START Dataset records

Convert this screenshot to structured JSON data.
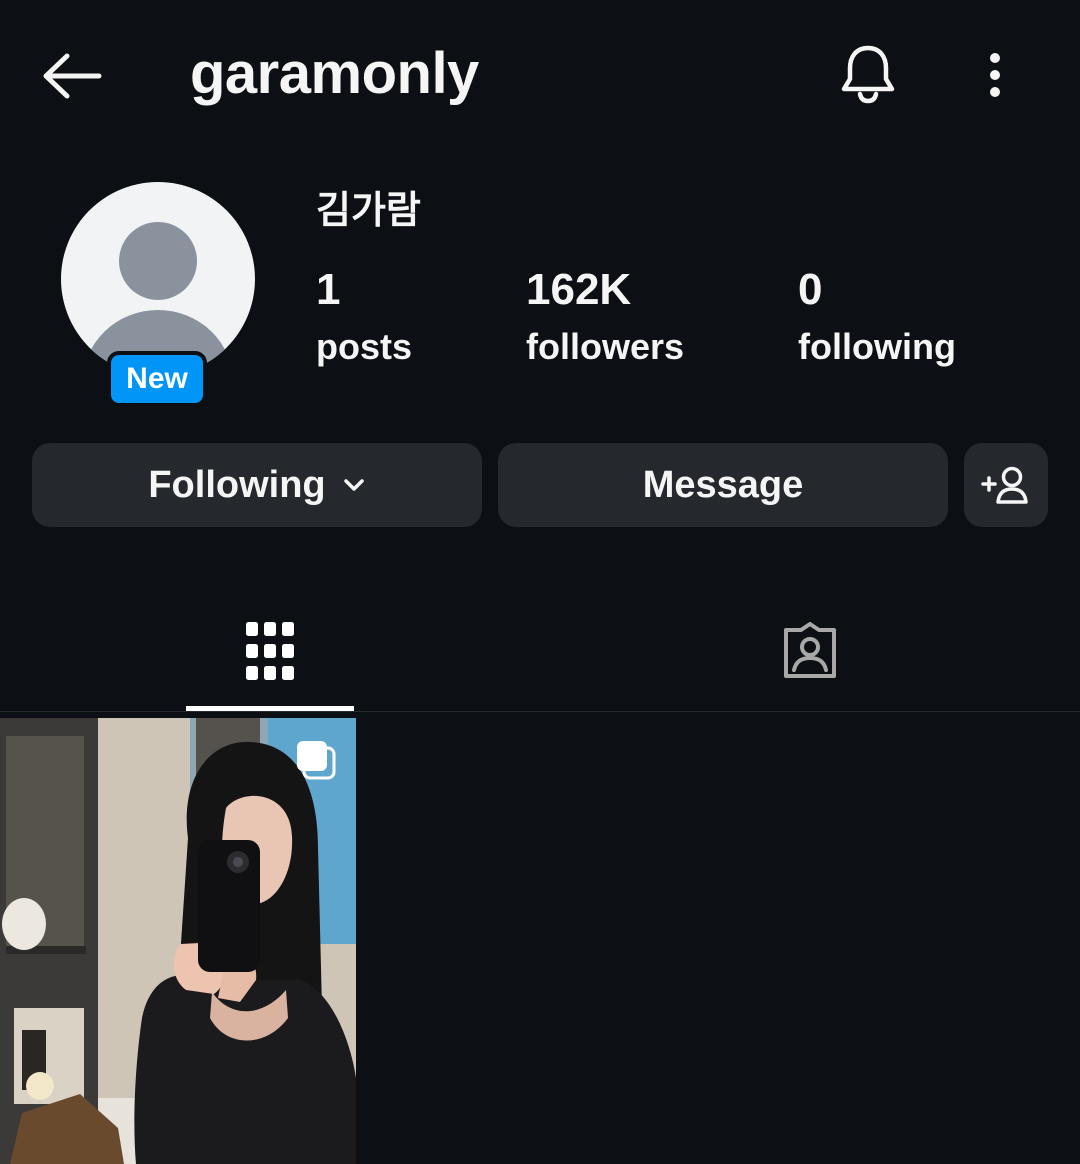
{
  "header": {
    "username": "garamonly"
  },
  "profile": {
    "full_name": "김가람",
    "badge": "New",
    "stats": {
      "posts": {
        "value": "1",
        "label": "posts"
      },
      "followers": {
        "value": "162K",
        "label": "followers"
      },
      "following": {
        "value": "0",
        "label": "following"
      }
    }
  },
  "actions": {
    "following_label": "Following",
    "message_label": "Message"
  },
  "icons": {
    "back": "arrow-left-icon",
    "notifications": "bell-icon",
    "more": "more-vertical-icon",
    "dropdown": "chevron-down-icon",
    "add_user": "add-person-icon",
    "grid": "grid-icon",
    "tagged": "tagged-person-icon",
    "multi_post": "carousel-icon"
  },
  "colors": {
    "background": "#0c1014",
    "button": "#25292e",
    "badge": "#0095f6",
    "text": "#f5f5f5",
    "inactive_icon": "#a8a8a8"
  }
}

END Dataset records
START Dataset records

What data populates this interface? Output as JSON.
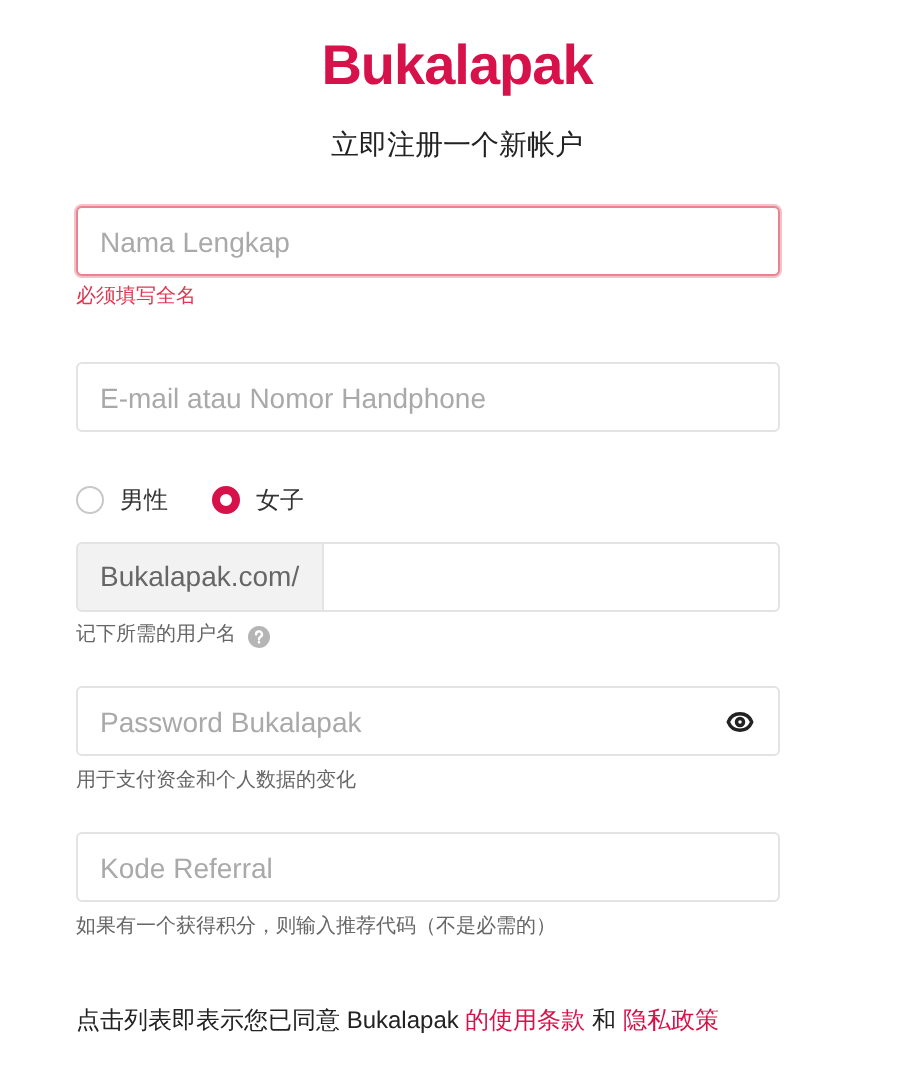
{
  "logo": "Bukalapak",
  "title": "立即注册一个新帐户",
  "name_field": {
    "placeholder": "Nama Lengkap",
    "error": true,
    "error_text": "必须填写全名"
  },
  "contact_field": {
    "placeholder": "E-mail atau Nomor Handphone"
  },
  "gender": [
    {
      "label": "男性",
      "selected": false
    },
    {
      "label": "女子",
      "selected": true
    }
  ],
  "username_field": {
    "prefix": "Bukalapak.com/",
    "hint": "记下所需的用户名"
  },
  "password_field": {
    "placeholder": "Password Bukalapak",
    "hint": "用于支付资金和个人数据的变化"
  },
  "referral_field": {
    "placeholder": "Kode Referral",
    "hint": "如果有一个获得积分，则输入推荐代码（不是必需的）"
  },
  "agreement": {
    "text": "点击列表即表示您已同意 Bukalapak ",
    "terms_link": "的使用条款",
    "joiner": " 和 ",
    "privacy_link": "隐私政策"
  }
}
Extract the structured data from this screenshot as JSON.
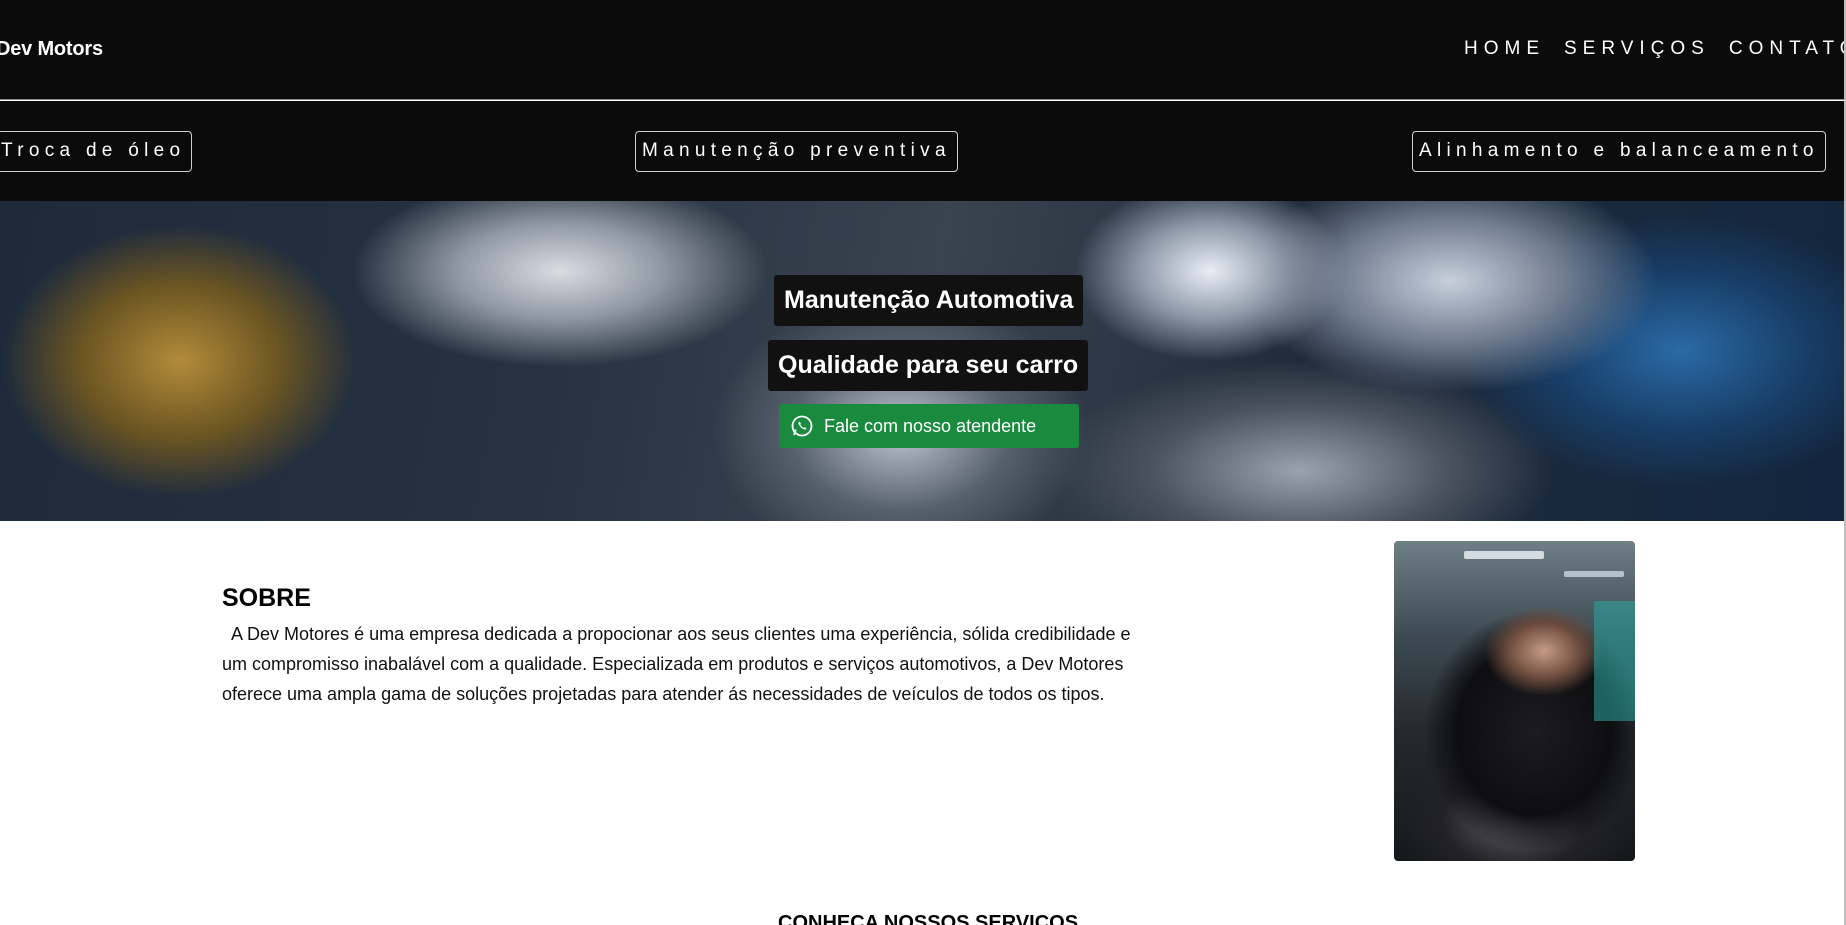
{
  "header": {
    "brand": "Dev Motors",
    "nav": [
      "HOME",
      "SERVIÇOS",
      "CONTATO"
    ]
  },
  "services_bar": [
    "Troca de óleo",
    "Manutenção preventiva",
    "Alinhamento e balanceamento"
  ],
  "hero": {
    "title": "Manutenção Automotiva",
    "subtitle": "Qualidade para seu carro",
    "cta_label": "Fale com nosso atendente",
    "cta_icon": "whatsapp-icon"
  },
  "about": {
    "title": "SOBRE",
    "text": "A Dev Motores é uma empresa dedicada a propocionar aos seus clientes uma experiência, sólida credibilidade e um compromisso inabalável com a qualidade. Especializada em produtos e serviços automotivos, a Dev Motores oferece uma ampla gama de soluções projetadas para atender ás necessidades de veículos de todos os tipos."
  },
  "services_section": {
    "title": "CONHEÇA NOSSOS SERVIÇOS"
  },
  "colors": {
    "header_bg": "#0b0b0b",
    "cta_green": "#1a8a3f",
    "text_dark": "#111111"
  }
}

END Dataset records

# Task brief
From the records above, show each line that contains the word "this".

# Answer to the exercise
Convert this screenshot to structured JSON data.
What data populates this interface? Output as JSON.
Extract the structured data from this screenshot as JSON.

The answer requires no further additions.